By Agence France-Presse
Russian President Vladimir Putin appointed a new government on Tuesday, less than a week after he announced sweeping constitutional reforms and his longtime prime minister resigned.
Putin, who said there was a “demand for change” in his announcements last week, kept on key allies.
Foreign Minister Sergei Lavrov and Defence Minister Sergei Shoigu — both staunch Putin supporters and major policy figures — held on to their positions, as well as the finance and energy ministers, Anton Siluanov and Alexander Novak.
But he replaced several officials in charge of social affairs, including the ministers of health, education, labor, and economic development.
Meeting the cabinet of new Prime Minister Mikhail Mishustin for the first time, Putin said its most important task was to “increase the welfare of our citizens and strengthen our state”.
“I sincerely wish you success… it is in the interests of the entire country,” Putin said during a televised meeting.
Mishustin said the cabinet would meet right away with a focus on boosting economic growth and “improving people’s living standards”.

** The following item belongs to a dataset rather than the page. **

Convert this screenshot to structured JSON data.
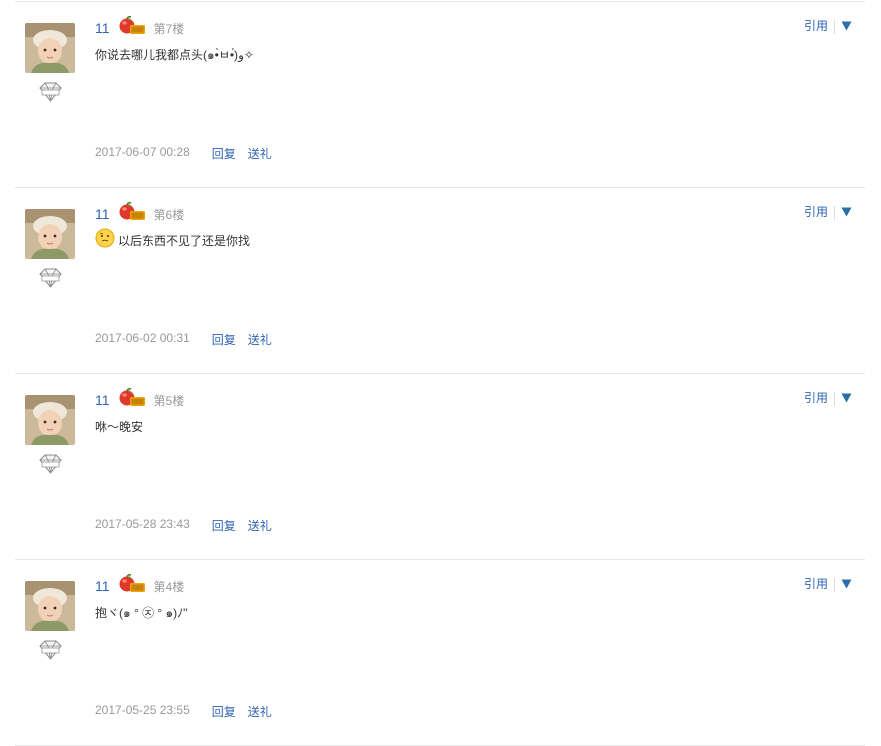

The government of Putin’s longtime ally Dmitry Medvedev resigned last week, a few hours after the president announced the constitutional reforms.
Medvedev was replaced the next day by Mishustin, the little-known head of Russia’s tax service.
The reforms will transfer some authority to parliament, including the power to choose the prime minister, and beef up the role of an advisory body called the State Council, potentially headed by Putin.
Critics say Putin, 67, could use that position to continue to shape domestic and foreign policy after his fourth Kremlin term expires in 2024.
Mishustin promised “real changes” as he was approved by parliament last week, echoing language Putin had used in his state of the nation address announcing the reforms.
Medvedev’s approval rating collapsed in recent years as the economy stagnated and Russians saw a drop in their disposable income.
Putin has put forward a slew of plans to reboot the economy and improve living standards, including a series of “national projects” and increased payouts to families.
The national projects — which include huge investments in infrastructure, the digital economy, education and health — are expected to cost an estimated $400 billion (360 billion euros) by 2024.
Mishustin, who had led Russia’s Federal Tax Service since 2010, is seen as an effective and efficient administrator without his own political ambitions.
Opponents have accused Putin of rushing ahead with the constitutional reform plan after he presented the amendments to parliament on Monday, only a few days after announcing them.
Kremlin spokesman Dmitry Peskov on Tuesday insisted the Russian public will have a chance to evaluate them.
“There will be a mass discussion of the proposed amendments, a mass information campaign and discussion will be happening,” he told journalists.
The lower house State Duma is expected to vote on the first reading of the bill on Thursday.
It is not clear how the government plans to organise the national “discussion” and a promised vote on the amendments, which some reports said could happen as early as April.
Top Kremlin critic Alexei Navalny has accused Putin of trying to use the reforms to be Russia’s “leader for life”, but the opposition has struggled to come up with a concerted plan to oppose the reforms.
As part of the shake-up among top officials, Putin also on Monday removed the powerful prosecutor general, Yury Chaika — who took office in 2006 — and nominated a replacement.